Philip Glass: In 1979, when I wrote Satyagraha, I was forty-two, just entering my middle age, so to speak. And that’s what we have come to expect from artists, with or without a spiritual practice. The late works of Beethoven are transcendent, and so are the late works of Shostakovich. You can see that with some visual artists, too. There are changes, I think, that you can find in the work of any artist who has seriously plied his trade for a solid twenty years and where the intention of the work has been honorable. So this is not personal to me. But you know, the most beautiful part of Satyagraha, to me, is in the very last scene, when Lord Krishna says to Arjuna, “I have known many a birth and you have not; and I have come to be reborn to move and act with men and to set virtue on her seat again.” That’s what he’s saying. That is the Bodhisattva Vow: “I’ve come back on earth to move with men and to place virtue on her seat again.” I’m not certain, but I wouldn’t want to deny that the music is inspired by the text. Because of my interests, I do use texts and materials that inspire transcendence in some pieces. But not in others. But still, I would have to say, Buddhism has affected my life more directly than my work.
Tricycle: How you put on your shoes?

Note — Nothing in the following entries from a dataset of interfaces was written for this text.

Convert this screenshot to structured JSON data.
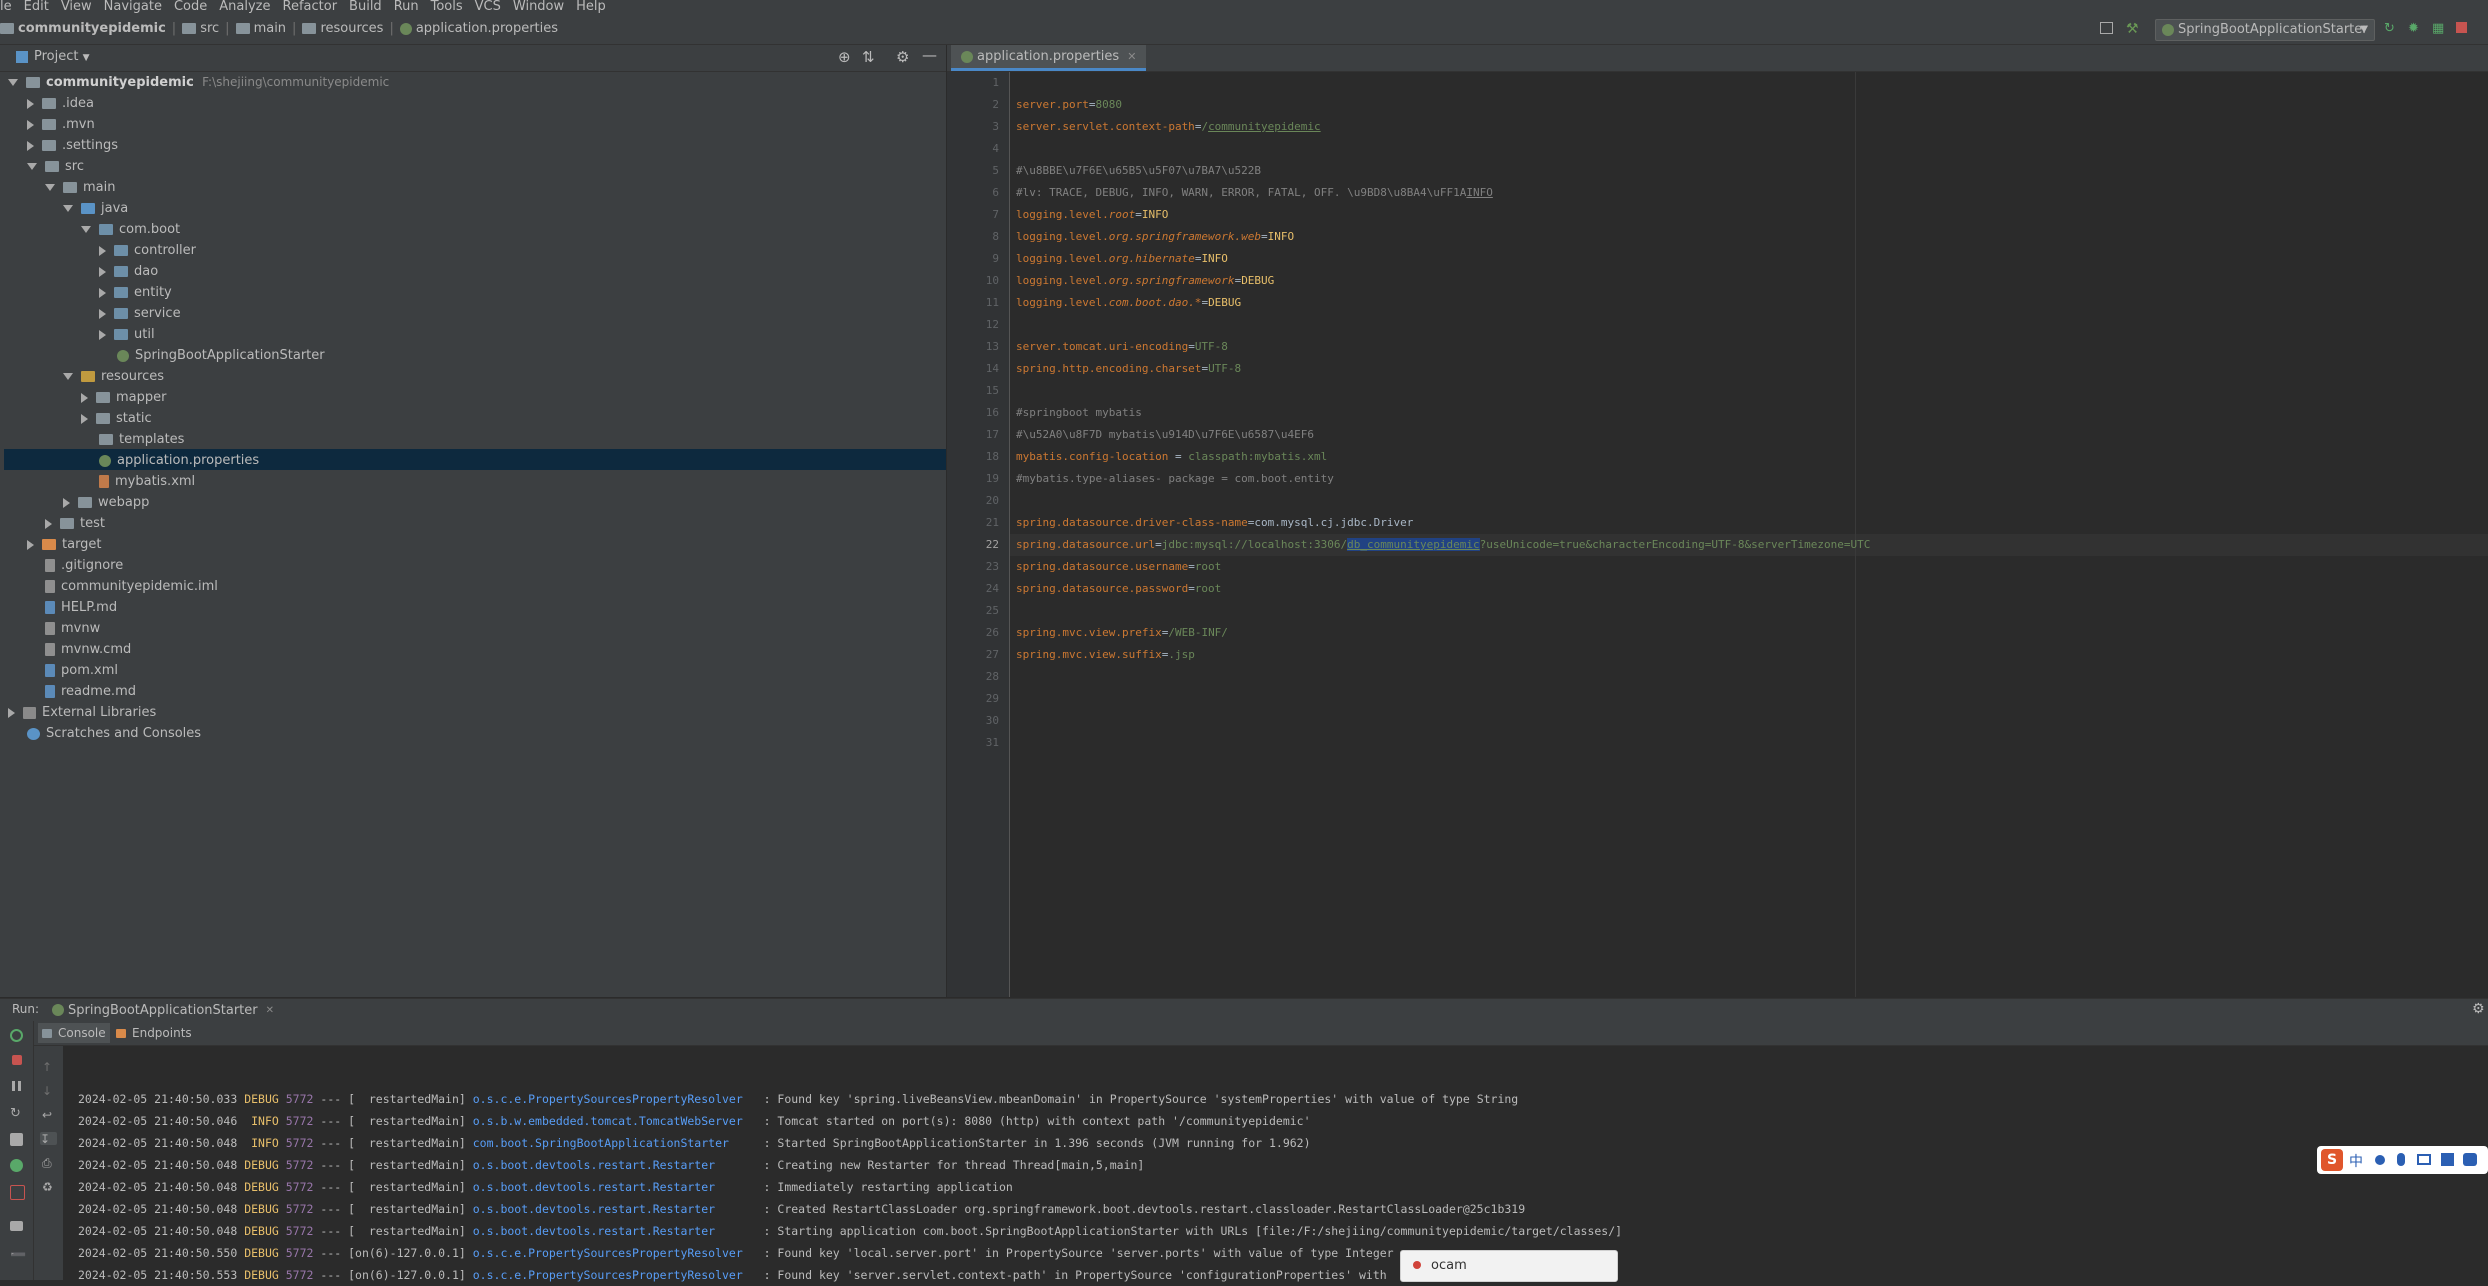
{
  "menu": [
    "le",
    "Edit",
    "View",
    "Navigate",
    "Code",
    "Analyze",
    "Refactor",
    "Build",
    "Run",
    "Tools",
    "VCS",
    "Window",
    "Help"
  ],
  "breadcrumb": {
    "project": "communityepidemic",
    "items": [
      "src",
      "main",
      "resources",
      "application.properties"
    ]
  },
  "run_config": "SpringBootApplicationStarter",
  "project_panel": {
    "title": "Project",
    "tree": [
      {
        "label": "communityepidemic",
        "path": "F:\\shejiing\\communityepidemic"
      },
      {
        "label": ".idea"
      },
      {
        "label": ".mvn"
      },
      {
        "label": ".settings"
      },
      {
        "label": "src"
      },
      {
        "label": "main"
      },
      {
        "label": "java"
      },
      {
        "label": "com.boot"
      },
      {
        "label": "controller"
      },
      {
        "label": "dao"
      },
      {
        "label": "entity"
      },
      {
        "label": "service"
      },
      {
        "label": "util"
      },
      {
        "label": "SpringBootApplicationStarter"
      },
      {
        "label": "resources"
      },
      {
        "label": "mapper"
      },
      {
        "label": "static"
      },
      {
        "label": "templates"
      },
      {
        "label": "application.properties"
      },
      {
        "label": "mybatis.xml"
      },
      {
        "label": "webapp"
      },
      {
        "label": "test"
      },
      {
        "label": "target"
      },
      {
        "label": ".gitignore"
      },
      {
        "label": "communityepidemic.iml"
      },
      {
        "label": "HELP.md"
      },
      {
        "label": "mvnw"
      },
      {
        "label": "mvnw.cmd"
      },
      {
        "label": "pom.xml"
      },
      {
        "label": "readme.md"
      },
      {
        "label": "External Libraries"
      },
      {
        "label": "Scratches and Consoles"
      }
    ]
  },
  "editor": {
    "tab": "application.properties",
    "line_numbers": [
      "1",
      "2",
      "3",
      "4",
      "5",
      "6",
      "7",
      "8",
      "9",
      "10",
      "11",
      "12",
      "13",
      "14",
      "15",
      "16",
      "17",
      "18",
      "19",
      "20",
      "21",
      "22",
      "23",
      "24",
      "25",
      "26",
      "27",
      "28",
      "29",
      "30",
      "31"
    ],
    "lines": {
      "l2a": "server.port",
      "l2b": "=",
      "l2c": "8080",
      "l3a": "server.servlet.context-path",
      "l3b": "=",
      "l3c": "/",
      "l3d": "communityepidemic",
      "l5": "#\\u8BBE\\u7F6E\\u65B5\\u5F07\\u7BA7\\u522B",
      "l6a": "#lv: TRACE, DEBUG, INFO, WARN, ERROR, FATAL, OFF. \\u9BD8\\u8BA4\\uFF1A",
      "l6b": "INFO",
      "l7a": "logging.level.",
      "l7b": "root",
      "l7c": "=",
      "l7d": "INFO",
      "l8a": "logging.level.",
      "l8b": "org.springframework.web",
      "l8c": "=",
      "l8d": "INFO",
      "l9a": "logging.level.",
      "l9b": "org.hibernate",
      "l9c": "=",
      "l9d": "INFO",
      "l10a": "logging.level.",
      "l10b": "org.springframework",
      "l10c": "=",
      "l10d": "DEBUG",
      "l11a": "logging.level.",
      "l11b": "com.boot.dao.*",
      "l11c": "=",
      "l11d": "DEBUG",
      "l13a": "server.tomcat.uri-encoding",
      "l13b": "=",
      "l13c": "UTF-8",
      "l14a": "spring.http.encoding.charset",
      "l14b": "=",
      "l14c": "UTF-8",
      "l16": "#springboot mybatis",
      "l17": "#\\u52A0\\u8F7D mybatis\\u914D\\u7F6E\\u6587\\u4EF6",
      "l18a": "mybatis.config-location ",
      "l18b": "= ",
      "l18c": "classpath:mybatis.xml",
      "l19": "#mybatis.type-aliases- package = com.boot.entity",
      "l21a": "spring.datasource.driver-class-name",
      "l21b": "=",
      "l21c": "com.mysql.cj.jdbc.Driver",
      "l22a": "spring.datasource.url",
      "l22b": "=",
      "l22c": "jdbc:mysql://localhost:3306/",
      "l22d": "db_communityepidemic",
      "l22e": "?useUnicode=true&characterEncoding=UTF-8&serverTimezone=UTC",
      "l23a": "spring.datasource.username",
      "l23b": "=",
      "l23c": "root",
      "l24a": "spring.datasource.password",
      "l24b": "=",
      "l24c": "root",
      "l26a": "spring.mvc.view.prefix",
      "l26b": "=",
      "l26c": "/WEB-INF/",
      "l27a": "spring.mvc.view.suffix",
      "l27b": "=",
      "l27c": ".jsp"
    }
  },
  "run_panel": {
    "label": "Run:",
    "tab": "SpringBootApplicationStarter",
    "subtabs": [
      "Console",
      "Endpoints"
    ],
    "logs": [
      {
        "ts": "2024-02-05 21:40:50.033",
        "lvl": "DEBUG",
        "pid": "5772",
        "sep": "---",
        "thread": "[  restartedMain]",
        "logger": "o.s.c.e.PropertySourcesPropertyResolver",
        "msg": ": Found key 'spring.liveBeansView.mbeanDomain' in PropertySource 'systemProperties' with value of type String"
      },
      {
        "ts": "2024-02-05 21:40:50.046",
        "lvl": " INFO",
        "pid": "5772",
        "sep": "---",
        "thread": "[  restartedMain]",
        "logger": "o.s.b.w.embedded.tomcat.TomcatWebServer",
        "msg": ": Tomcat started on port(s): 8080 (http) with context path '/communityepidemic'"
      },
      {
        "ts": "2024-02-05 21:40:50.048",
        "lvl": " INFO",
        "pid": "5772",
        "sep": "---",
        "thread": "[  restartedMain]",
        "logger": "com.boot.SpringBootApplicationStarter",
        "msg": ": Started SpringBootApplicationStarter in 1.396 seconds (JVM running for 1.962)"
      },
      {
        "ts": "2024-02-05 21:40:50.048",
        "lvl": "DEBUG",
        "pid": "5772",
        "sep": "---",
        "thread": "[  restartedMain]",
        "logger": "o.s.boot.devtools.restart.Restarter",
        "msg": ": Creating new Restarter for thread Thread[main,5,main]"
      },
      {
        "ts": "2024-02-05 21:40:50.048",
        "lvl": "DEBUG",
        "pid": "5772",
        "sep": "---",
        "thread": "[  restartedMain]",
        "logger": "o.s.boot.devtools.restart.Restarter",
        "msg": ": Immediately restarting application"
      },
      {
        "ts": "2024-02-05 21:40:50.048",
        "lvl": "DEBUG",
        "pid": "5772",
        "sep": "---",
        "thread": "[  restartedMain]",
        "logger": "o.s.boot.devtools.restart.Restarter",
        "msg": ": Created RestartClassLoader org.springframework.boot.devtools.restart.classloader.RestartClassLoader@25c1b319"
      },
      {
        "ts": "2024-02-05 21:40:50.048",
        "lvl": "DEBUG",
        "pid": "5772",
        "sep": "---",
        "thread": "[  restartedMain]",
        "logger": "o.s.boot.devtools.restart.Restarter",
        "msg": ": Starting application com.boot.SpringBootApplicationStarter with URLs [file:/F:/shejiing/communityepidemic/target/classes/]"
      },
      {
        "ts": "2024-02-05 21:40:50.550",
        "lvl": "DEBUG",
        "pid": "5772",
        "sep": "---",
        "thread": "[on(6)-127.0.0.1]",
        "logger": "o.s.c.e.PropertySourcesPropertyResolver",
        "msg": ": Found key 'local.server.port' in PropertySource 'server.ports' with value of type Integer"
      },
      {
        "ts": "2024-02-05 21:40:50.553",
        "lvl": "DEBUG",
        "pid": "5772",
        "sep": "---",
        "thread": "[on(6)-127.0.0.1]",
        "logger": "o.s.c.e.PropertySourcesPropertyResolver",
        "msg": ": Found key 'server.servlet.context-path' in PropertySource 'configurationProperties' with"
      }
    ]
  },
  "popup": {
    "text": "ocam"
  },
  "ime": {
    "label": "中"
  },
  "colors": {
    "accent": "#4a88c7",
    "selection": "#0d293e",
    "keyword": "#cc7832",
    "value": "#6a8759",
    "logger": "#589df6"
  }
}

Philip Glass: There is a kind of ordinariness, a kind of ordinary thinking—is there such as thing as high ordinary?—I mean, there is a way of thinking about ordinary life in a distinctly Buddhist way; and I think that’s the real practice. Funny, isn’t it? It turns out that the pie in the sky is the same pie that’s in your refrigerator….
This article is available to subscribers only. Subscribe now for immediate access to the magazine plus video teachings, films, e-books, and more.Subscribe Now
Already a subscriber? Log in.